and without resource. During my first month in England I was
penniless, without proper clothes to wear, and obliged to walk
miles to save the cost of a telephone call or an omnibus. In the
second phase one suddenly finds everything easy. All one’s plans
succeed. This, too, occurred. The third phase shows a man
getting to grips with the real problems; he meets some rebuffs,
has some disappointments, but makes no mistakes. The third stage
of my campaign could not be better described. In phase four one
gets down to work at one’s task, aided by financial advances and
contracts to do work of the kind one wants. This was fulfilled
by my being commissioned to write The Diary of a Drug Fiend
and the present book, as well as several things for the
— The Confessions of Aleister Crowley.
New York, NY. Hill and Wang, 1969. Pages 630-631.
string was to publish new books. Sullivan had suggested my
trying Grant Richards, firstly with a plan for marketing the
existing stock, and secondly with a proposal to write my
memoirs. He promised to put in a good word for me as he knew
Grant Richards well and was influential as being a man of sound
business and literary judgment. I therefore called and made my
proposals. But after some consideration, Grant Richards could
not see his way to accept my terms. I think we were both
reluctant to part; and one night I was inspired to try him with
a third artificial minnow.
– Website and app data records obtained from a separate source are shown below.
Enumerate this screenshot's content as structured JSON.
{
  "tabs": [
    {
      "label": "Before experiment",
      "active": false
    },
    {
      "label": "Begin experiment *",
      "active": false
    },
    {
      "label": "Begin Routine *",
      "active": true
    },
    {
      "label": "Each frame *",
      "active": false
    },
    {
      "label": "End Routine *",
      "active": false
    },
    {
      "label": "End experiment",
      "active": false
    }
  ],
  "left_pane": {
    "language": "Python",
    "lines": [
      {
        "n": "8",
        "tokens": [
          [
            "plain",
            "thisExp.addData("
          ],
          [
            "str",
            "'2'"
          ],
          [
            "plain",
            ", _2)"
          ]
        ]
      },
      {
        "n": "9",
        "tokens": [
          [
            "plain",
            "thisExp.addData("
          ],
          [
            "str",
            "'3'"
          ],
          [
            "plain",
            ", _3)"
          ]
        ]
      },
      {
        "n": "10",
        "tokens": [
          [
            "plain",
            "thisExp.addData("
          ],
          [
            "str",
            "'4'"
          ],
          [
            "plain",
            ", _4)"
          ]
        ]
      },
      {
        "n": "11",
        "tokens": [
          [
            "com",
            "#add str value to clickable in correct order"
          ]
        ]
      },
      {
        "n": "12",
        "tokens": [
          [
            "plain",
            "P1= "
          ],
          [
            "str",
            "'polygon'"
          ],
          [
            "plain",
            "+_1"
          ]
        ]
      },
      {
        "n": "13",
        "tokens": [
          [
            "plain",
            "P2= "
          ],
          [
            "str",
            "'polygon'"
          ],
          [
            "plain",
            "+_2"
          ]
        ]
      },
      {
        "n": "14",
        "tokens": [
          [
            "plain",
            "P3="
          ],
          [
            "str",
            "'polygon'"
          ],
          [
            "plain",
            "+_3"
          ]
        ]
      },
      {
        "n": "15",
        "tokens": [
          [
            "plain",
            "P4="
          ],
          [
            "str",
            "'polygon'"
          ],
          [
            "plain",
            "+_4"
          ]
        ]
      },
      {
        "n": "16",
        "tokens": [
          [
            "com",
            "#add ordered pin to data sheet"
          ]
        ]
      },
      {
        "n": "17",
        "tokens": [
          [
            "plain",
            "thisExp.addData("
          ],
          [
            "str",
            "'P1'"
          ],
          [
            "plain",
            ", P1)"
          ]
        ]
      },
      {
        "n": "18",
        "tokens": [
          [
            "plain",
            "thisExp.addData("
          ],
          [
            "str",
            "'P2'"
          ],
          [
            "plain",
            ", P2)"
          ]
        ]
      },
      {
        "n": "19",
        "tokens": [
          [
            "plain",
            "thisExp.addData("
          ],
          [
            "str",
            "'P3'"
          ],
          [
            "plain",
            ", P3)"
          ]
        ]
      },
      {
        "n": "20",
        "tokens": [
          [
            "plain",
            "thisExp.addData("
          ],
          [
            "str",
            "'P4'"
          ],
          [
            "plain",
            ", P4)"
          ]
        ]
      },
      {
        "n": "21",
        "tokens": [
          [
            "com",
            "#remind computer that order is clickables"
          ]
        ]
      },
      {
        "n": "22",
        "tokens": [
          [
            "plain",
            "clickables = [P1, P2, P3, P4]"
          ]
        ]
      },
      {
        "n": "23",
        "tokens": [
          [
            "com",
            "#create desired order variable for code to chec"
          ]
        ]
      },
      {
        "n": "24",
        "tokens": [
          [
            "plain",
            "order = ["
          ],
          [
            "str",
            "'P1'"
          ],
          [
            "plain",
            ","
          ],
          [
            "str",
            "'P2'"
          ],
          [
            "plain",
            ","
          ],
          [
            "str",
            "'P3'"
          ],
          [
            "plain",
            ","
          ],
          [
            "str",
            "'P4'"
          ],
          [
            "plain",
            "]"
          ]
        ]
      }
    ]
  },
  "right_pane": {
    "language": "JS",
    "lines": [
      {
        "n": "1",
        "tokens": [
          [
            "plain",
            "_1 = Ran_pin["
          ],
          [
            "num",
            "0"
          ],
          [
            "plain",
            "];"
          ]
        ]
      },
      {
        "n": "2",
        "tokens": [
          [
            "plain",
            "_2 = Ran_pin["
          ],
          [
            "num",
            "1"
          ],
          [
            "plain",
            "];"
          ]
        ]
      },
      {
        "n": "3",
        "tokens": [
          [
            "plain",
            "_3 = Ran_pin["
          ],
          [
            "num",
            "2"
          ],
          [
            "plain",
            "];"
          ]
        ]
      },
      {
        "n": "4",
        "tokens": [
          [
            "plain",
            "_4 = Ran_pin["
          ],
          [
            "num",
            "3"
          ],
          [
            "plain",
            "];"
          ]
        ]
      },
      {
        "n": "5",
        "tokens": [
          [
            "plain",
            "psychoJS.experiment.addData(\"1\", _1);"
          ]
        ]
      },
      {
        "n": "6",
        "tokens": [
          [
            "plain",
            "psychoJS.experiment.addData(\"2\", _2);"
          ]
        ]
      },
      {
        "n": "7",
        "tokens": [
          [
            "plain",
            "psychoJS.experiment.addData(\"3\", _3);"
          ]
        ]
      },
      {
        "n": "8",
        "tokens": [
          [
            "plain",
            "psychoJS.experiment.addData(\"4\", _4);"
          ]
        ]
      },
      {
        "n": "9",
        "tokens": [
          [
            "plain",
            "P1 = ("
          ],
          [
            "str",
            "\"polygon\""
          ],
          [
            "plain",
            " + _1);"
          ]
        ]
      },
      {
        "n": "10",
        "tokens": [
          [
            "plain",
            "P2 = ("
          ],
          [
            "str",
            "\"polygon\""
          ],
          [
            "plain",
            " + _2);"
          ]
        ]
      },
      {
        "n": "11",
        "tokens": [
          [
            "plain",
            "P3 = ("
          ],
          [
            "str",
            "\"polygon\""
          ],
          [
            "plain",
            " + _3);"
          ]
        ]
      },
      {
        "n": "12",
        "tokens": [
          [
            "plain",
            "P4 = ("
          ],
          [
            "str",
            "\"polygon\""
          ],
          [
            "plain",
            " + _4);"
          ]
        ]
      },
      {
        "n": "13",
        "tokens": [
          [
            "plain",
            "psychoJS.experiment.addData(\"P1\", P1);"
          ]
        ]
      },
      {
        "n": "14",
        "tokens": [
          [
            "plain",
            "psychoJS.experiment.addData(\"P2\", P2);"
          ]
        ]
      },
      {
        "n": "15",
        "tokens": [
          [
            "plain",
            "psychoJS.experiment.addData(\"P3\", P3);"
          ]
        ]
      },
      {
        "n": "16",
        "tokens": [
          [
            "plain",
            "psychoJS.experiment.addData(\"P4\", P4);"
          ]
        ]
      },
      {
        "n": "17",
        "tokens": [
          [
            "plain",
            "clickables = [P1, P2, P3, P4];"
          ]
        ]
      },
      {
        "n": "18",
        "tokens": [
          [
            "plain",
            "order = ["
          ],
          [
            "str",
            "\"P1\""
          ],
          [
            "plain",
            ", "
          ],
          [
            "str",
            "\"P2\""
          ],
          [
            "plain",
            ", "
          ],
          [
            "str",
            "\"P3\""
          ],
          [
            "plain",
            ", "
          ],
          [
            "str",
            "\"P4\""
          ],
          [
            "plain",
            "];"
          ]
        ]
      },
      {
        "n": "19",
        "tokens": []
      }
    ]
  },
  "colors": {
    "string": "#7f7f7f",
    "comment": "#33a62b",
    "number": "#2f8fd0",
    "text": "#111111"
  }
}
I would write a shocker on the
subject which was catering to the hysteria and pururience of the
sex-crazed public: the drug traffic insanity. It provided a much
needed variation from the “white slave” traffic. I proposed as a
title The Diary of a Drug Fiend and sketched out a
synopsis of its contents on a sheet of notepaper. This was
mostly bluff. I had not really any clear idea of my story. I
took this round to Grant Richards, who said it was not in his
line. I asked him to suggest a likely firm. He said Hutchinson
or Collins. Neither name meant anything to me. I gave Collins
the first chance simply because he was on my way home.
Invited to interview the responsible man, I found myself
wondering who he was — I had surely met him before. He shared my
feeling and was the first to discover the source. Over fifteen
years earlier he had been on the staff of a paper called
What’s On belonging to my old acquaintance Robert Haslam and
at one time edited by poor crazy Dartnell.
The gods had certainly started a new drama. The accident of this
man, J. D. Beresford his name is, being the literary advisor of
Collins probably made all the difference to the fate of the
book. The synopsis was accepted enthusiastically and I obtained
the pledges of money and advances, as per the “Yi” forecast, to
the extend of a sixty-pound advance and a contract on much
better terms than a new author could have hoped.
I contracted to deliver the manuscript within a month. My idea
was to rush the book through as a suitable for holiday reading.
I wired to Paris for the Ape, who hurried over. We sat down at
once to work. She takes my dictation in long hand, and it was
therefore some “stunt” to have written the 121,000 words in 27
days, 12 3/4 hours. Mrs Marshall, the best typist I ever
employed — she had worked for me off and on since ’98 — could
hardly believe her eyes as one stack of manuscript came tumbling
on the top of another. It gave me a chance to boost the Law of Thelema. I was able to show how the application of the
principles increases efficiency as the profane deem impossible.
Beresford was delighted with the manuscript and in high hopes of
making a big hit. Unfortunately, my plan for publishing the book
in August was not adopted. For various reasons they kept it
hanging about till November. This annoyed me greatly. I expected
its publication to arouse a tempest in the teapot around which
the old women of criticism nod and talk scandal. I wanted to be
on the spot when the fur began to fly, so as to give as good as
I got. However, the gods have their own ideas.
— The Confessions of Aleister
New York, NY. Hill and Wang, 1969. Pages 895-896.
The Diary of a Drug Fiend and my autohagiography I had
contracted with Collins for the publication of Simon Iff.
By this they pledged themselves to pay me an advance equivalent
to the subscription sales of The Drug Fiend. They
promised to let me have this before November 9th.
— The Confessions of Aleister
New York, NY. Hill and Wang, 1969. Page 910.